When I first bought my computer, 2GB was the standard, so I bought OCZ Reaper 1GB x 2 of ram. I installed everything and when I tried to boot the computer, it beeped (don't remember how many times, I looked into the manual and it was a ram related beep), so I took one of the sticks of and the computer booted up so I thought it was a DOA ram. That same year, later I decided to upgrade the ram since 1GB wasn't enough (I was using XP since Vista sucks and Windows 7 hadn't been released), I bought a pack of Crucial Ballistix 2GB DDR2 x 2 for a total of 4GB. I unpacked the ram and installed them, then tried to boot and again the same beep error, I removed one of the sticks and it booted. I turned the PC off and tried another slot and BOOM it booted perfectly. Days later I started to get random BSOD memory related. I ran memtest and it found errors. I moved the sticks to other lots and ran memtest and everything went perfect. Weeks later, again, random BSOD. I was tired of this and bought the same pack again because I thought the ram was faulty. Nothing, the same issue and I'm here, getting BSOD almost everyday.

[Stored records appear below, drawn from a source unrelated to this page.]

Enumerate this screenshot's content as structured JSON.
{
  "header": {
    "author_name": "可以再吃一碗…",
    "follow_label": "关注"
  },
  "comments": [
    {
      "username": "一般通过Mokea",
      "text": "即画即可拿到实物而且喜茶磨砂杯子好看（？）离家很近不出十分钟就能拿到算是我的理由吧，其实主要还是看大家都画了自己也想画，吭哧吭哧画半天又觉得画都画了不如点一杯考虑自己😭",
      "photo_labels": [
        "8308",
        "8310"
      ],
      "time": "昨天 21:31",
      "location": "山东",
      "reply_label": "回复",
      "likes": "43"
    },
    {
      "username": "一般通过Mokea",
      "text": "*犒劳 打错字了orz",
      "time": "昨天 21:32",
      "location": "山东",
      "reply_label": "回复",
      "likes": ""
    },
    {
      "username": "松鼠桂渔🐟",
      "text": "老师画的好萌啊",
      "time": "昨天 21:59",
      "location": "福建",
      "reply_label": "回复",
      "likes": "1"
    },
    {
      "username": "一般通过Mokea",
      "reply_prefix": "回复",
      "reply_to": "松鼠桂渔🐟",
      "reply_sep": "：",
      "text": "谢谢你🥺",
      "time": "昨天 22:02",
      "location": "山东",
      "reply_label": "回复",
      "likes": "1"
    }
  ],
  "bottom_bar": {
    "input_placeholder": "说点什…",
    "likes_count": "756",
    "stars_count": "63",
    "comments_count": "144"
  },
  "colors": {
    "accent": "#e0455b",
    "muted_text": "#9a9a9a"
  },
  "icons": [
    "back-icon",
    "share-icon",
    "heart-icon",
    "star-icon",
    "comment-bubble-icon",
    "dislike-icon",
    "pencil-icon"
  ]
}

The sticks are on third and fourth slots of the MB (I know, it's not on dual band, but it's one of the configuration that works, or at least boot up the comp.).
I tried adding one of the remaining ram sticks to the MB and it didn't boot.
I think it's the MB, but I don't know.
tl;dr: computer not booting if +2 sticks are installed and it gets random BSOD and crashes while using only 2 sticks.
If your RAM is 2.2v and 2.0v and your motherboard only officially supports 1.8v that could easily be your problem.
Also, if you aren't pushing the RAM in hard, its likely its not seated all the way in the slot. If its not all the way in, you get all kinds of errors that are hard to diagnose.
It is free to try to push the RAM in more so go ahead and do that and see if that changes anything.
Type in the part number for your motherboard and RAM in google and go to the link from www.crucial.com. That website lists RAM part numbers that are guaranteed to work in the board and they have quite high standards for what is acceptable and what isn't.
Micron (the company behind Crucial) sells this RAM that isn't up to their exacting standards to other companies who rebrand it and sell it as generic RAM, so by going with Crucial you are getting the cream of the crop rather than something from the reject bin.